--- Extracted data Enclosed Below ---

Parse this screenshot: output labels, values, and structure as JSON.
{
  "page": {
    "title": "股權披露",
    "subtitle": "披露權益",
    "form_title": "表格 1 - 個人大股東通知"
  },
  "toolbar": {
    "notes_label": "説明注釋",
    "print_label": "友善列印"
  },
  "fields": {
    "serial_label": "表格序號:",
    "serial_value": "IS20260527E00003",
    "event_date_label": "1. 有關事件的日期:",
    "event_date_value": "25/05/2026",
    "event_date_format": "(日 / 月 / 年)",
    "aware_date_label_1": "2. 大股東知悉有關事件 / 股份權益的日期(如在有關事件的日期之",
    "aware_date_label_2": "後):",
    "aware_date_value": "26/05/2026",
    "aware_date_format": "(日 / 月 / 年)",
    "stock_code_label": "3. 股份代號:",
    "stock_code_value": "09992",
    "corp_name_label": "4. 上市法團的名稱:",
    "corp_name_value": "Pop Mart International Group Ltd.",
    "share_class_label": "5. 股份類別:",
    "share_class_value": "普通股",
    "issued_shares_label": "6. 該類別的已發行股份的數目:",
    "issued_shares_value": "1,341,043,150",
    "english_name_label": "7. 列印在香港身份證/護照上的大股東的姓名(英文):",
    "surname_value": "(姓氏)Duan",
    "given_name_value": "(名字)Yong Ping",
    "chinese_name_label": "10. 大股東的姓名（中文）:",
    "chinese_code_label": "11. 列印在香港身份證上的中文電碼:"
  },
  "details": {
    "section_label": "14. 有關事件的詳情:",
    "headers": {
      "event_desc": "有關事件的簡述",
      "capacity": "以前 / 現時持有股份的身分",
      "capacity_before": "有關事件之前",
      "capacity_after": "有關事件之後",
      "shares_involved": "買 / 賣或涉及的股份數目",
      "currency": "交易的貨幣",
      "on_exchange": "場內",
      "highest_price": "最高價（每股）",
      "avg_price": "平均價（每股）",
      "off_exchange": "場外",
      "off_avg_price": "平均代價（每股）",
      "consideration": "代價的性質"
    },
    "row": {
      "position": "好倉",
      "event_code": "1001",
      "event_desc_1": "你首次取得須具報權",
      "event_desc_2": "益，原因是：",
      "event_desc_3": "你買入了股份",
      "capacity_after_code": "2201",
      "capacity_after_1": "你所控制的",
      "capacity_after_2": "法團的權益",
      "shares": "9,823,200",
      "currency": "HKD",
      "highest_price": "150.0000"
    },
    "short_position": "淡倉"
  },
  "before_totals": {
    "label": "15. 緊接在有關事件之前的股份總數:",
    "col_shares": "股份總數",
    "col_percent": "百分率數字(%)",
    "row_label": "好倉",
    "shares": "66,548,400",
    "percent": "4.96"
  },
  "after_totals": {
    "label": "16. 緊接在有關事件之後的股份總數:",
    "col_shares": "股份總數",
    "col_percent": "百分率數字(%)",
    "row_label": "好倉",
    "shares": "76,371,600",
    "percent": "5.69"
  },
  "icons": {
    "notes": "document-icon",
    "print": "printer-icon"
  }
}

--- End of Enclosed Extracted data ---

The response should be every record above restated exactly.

Parse this screenshot: output labels, values, and structure as JSON.
{
  "page": {
    "title": "股權披露",
    "subtitle": "披露權益",
    "form_title": "表格 1 - 個人大股東通知"
  },
  "toolbar": {
    "notes_label": "説明注釋",
    "print_label": "友善列印"
  },
  "fields": {
    "serial_label": "表格序號:",
    "serial_value": "IS20260527E00003",
    "event_date_label": "1. 有關事件的日期:",
    "event_date_value": "25/05/2026",
    "event_date_format": "(日 / 月 / 年)",
    "aware_date_label_1": "2. 大股東知悉有關事件 / 股份權益的日期(如在有關事件的日期之",
    "aware_date_label_2": "後):",
    "aware_date_value": "26/05/2026",
    "aware_date_format": "(日 / 月 / 年)",
    "stock_code_label": "3. 股份代號:",
    "stock_code_value": "09992",
    "corp_name_label": "4. 上市法團的名稱:",
    "corp_name_value": "Pop Mart International Group Ltd.",
    "share_class_label": "5. 股份類別:",
    "share_class_value": "普通股",
    "issued_shares_label": "6. 該類別的已發行股份的數目:",
    "issued_shares_value": "1,341,043,150",
    "english_name_label": "7. 列印在香港身份證/護照上的大股東的姓名(英文):",
    "surname_value": "(姓氏)Duan",
    "given_name_value": "(名字)Yong Ping",
    "chinese_name_label": "10. 大股東的姓名（中文）:",
    "chinese_code_label": "11. 列印在香港身份證上的中文電碼:"
  },
  "details": {
    "section_label": "14. 有關事件的詳情:",
    "headers": {
      "event_desc": "有關事件的簡述",
      "capacity": "以前 / 現時持有股份的身分",
      "capacity_before": "有關事件之前",
      "capacity_after": "有關事件之後",
      "shares_involved": "買 / 賣或涉及的股份數目",
      "currency": "交易的貨幣",
      "on_exchange": "場內",
      "highest_price": "最高價（每股）",
      "avg_price": "平均價（每股）",
      "off_exchange": "場外",
      "off_avg_price": "平均代價（每股）",
      "consideration": "代價的性質"
    },
    "row": {
      "position": "好倉",
      "event_code": "1001",
      "event_desc_1": "你首次取得須具報權",
      "event_desc_2": "益，原因是：",
      "event_desc_3": "你買入了股份",
      "capacity_after_code": "2201",
      "capacity_after_1": "你所控制的",
      "capacity_after_2": "法團的權益",
      "shares": "9,823,200",
      "currency": "HKD",
      "highest_price": "150.0000"
    },
    "short_position": "淡倉"
  },
  "before_totals": {
    "label": "15. 緊接在有關事件之前的股份總數:",
    "col_shares": "股份總數",
    "col_percent": "百分率數字(%)",
    "row_label": "好倉",
    "shares": "66,548,400",
    "percent": "4.96"
  },
  "after_totals": {
    "label": "16. 緊接在有關事件之後的股份總數:",
    "col_shares": "股份總數",
    "col_percent": "百分率數字(%)",
    "row_label": "好倉",
    "shares": "76,371,600",
    "percent": "5.69"
  },
  "icons": {
    "notes": "document-icon",
    "print": "printer-icon"
  }
}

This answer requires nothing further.